Above: (Photo by Hannah Esqueda) Members of the Boys & Girls Club of Merced County play games during a rainy afternoon. The Club recently received additional funding from the Merced City Council as part of a pilot program to open the center on Saturdays. By Hannah Esqueda MERCED, Calif. — For the first time in […]
Billed as “Equity on the Mall,” the advocacy event drew hundreds of residents and families of color from towns across the Valley who braved rain and stormy weather to assemble on the steps of the state capitol building. Organizers hoped to engage with legislators on issues affecting their communities and express support for several key pieces of legislation, including Senate Bill 54.
Longtime residents in the City of Merced are quick to comment on the rapid decay seen in some neighborhoods around town. The blight — often a result of drug use and related activities — is concentrated in South Merced, near Highway 99 where many of the city’s low-income and minority communities have historically lived.
“If you don’t know about 16th Street, that’s where all the prostitutes are, that’s where everything that you don’t ever want your children to see, happens,” Anna said.
Your President makes me feel sick, he wants to deport us.
And if you want to support him, and let him ignore us
And say he’s the greatest, when he’s the biggest misogynist
We can no longer be friends, please understand this
While anyone can fall prey to a scam artist, officials say immigrant, low-income and minority communities in the Central San Joaquin Valley are among the most frequently targeted by fraud. Language barriers and unfamiliarity with the U.S. government make them attractive targets for would-be scammers.

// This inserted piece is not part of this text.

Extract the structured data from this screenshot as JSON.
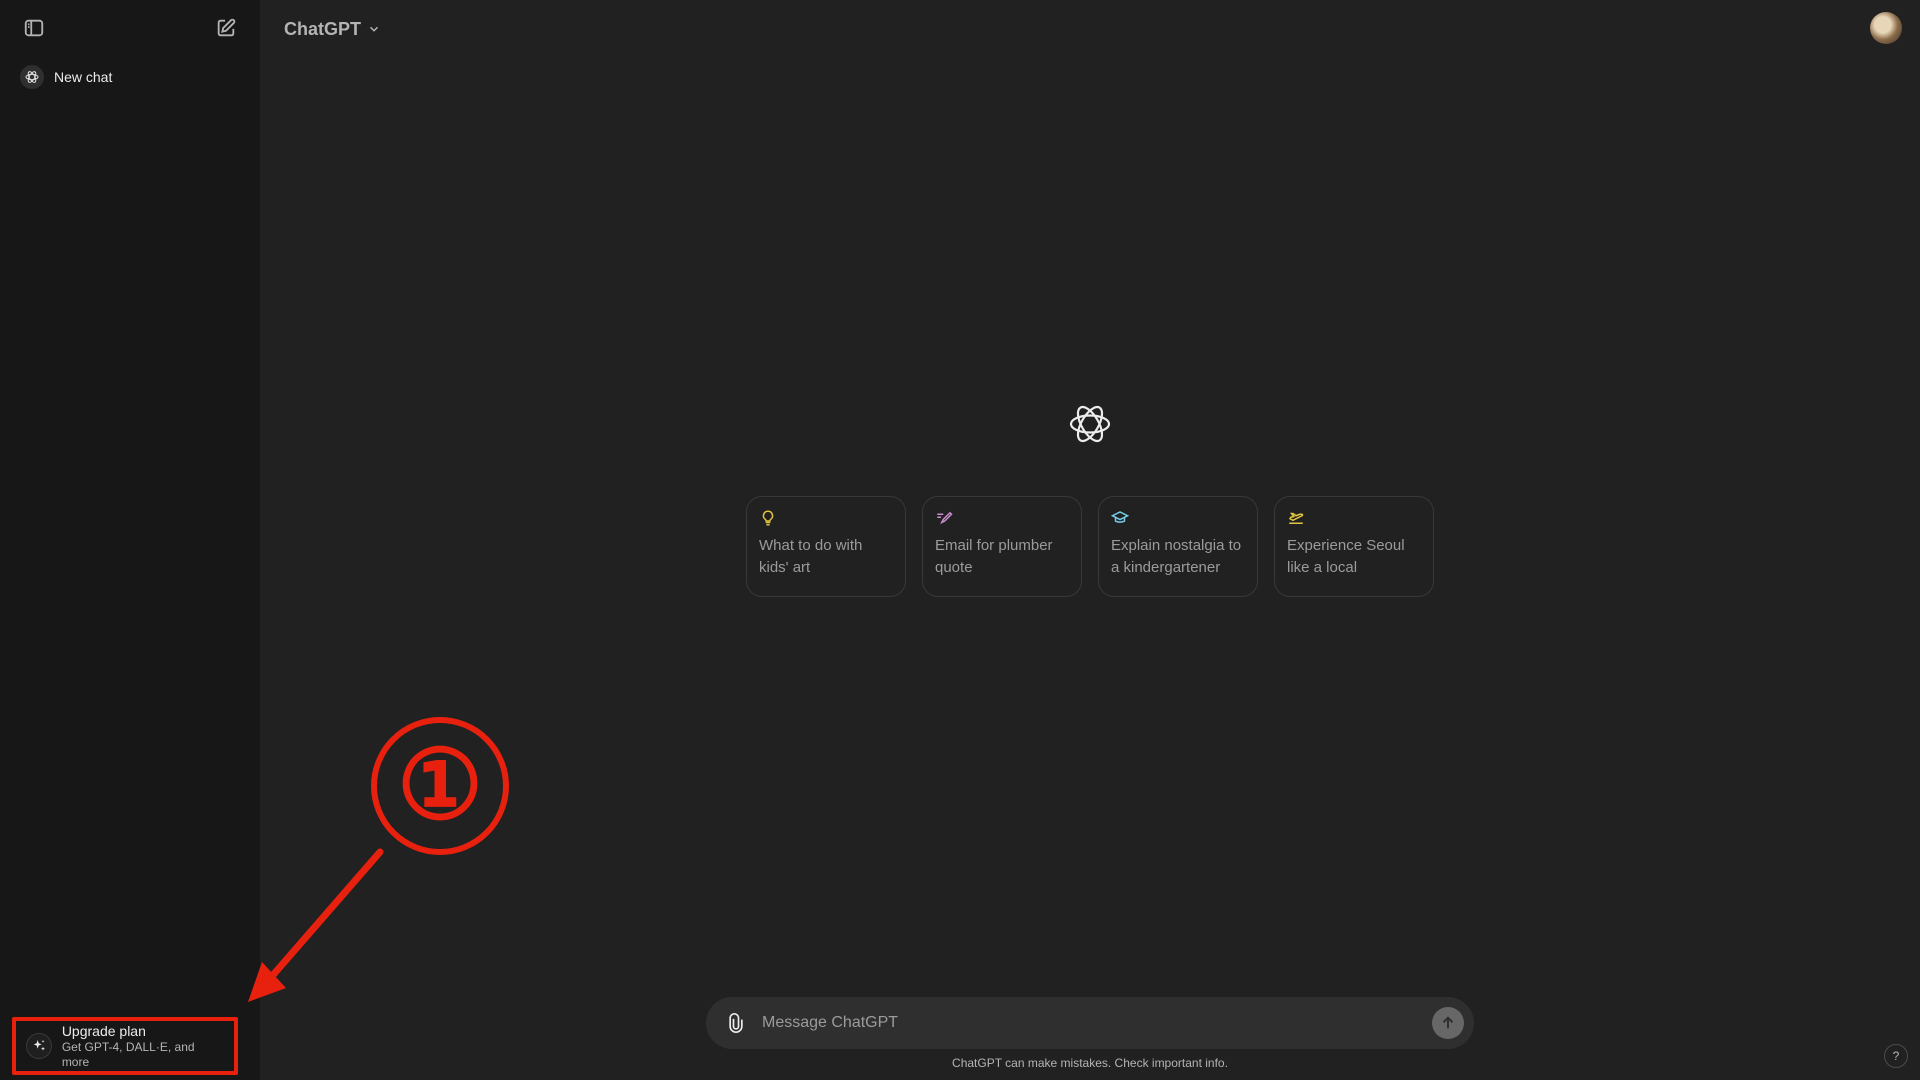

Undocumented communities are especially vulnerable, with fears of deportation preventing victims from interacting with authorities.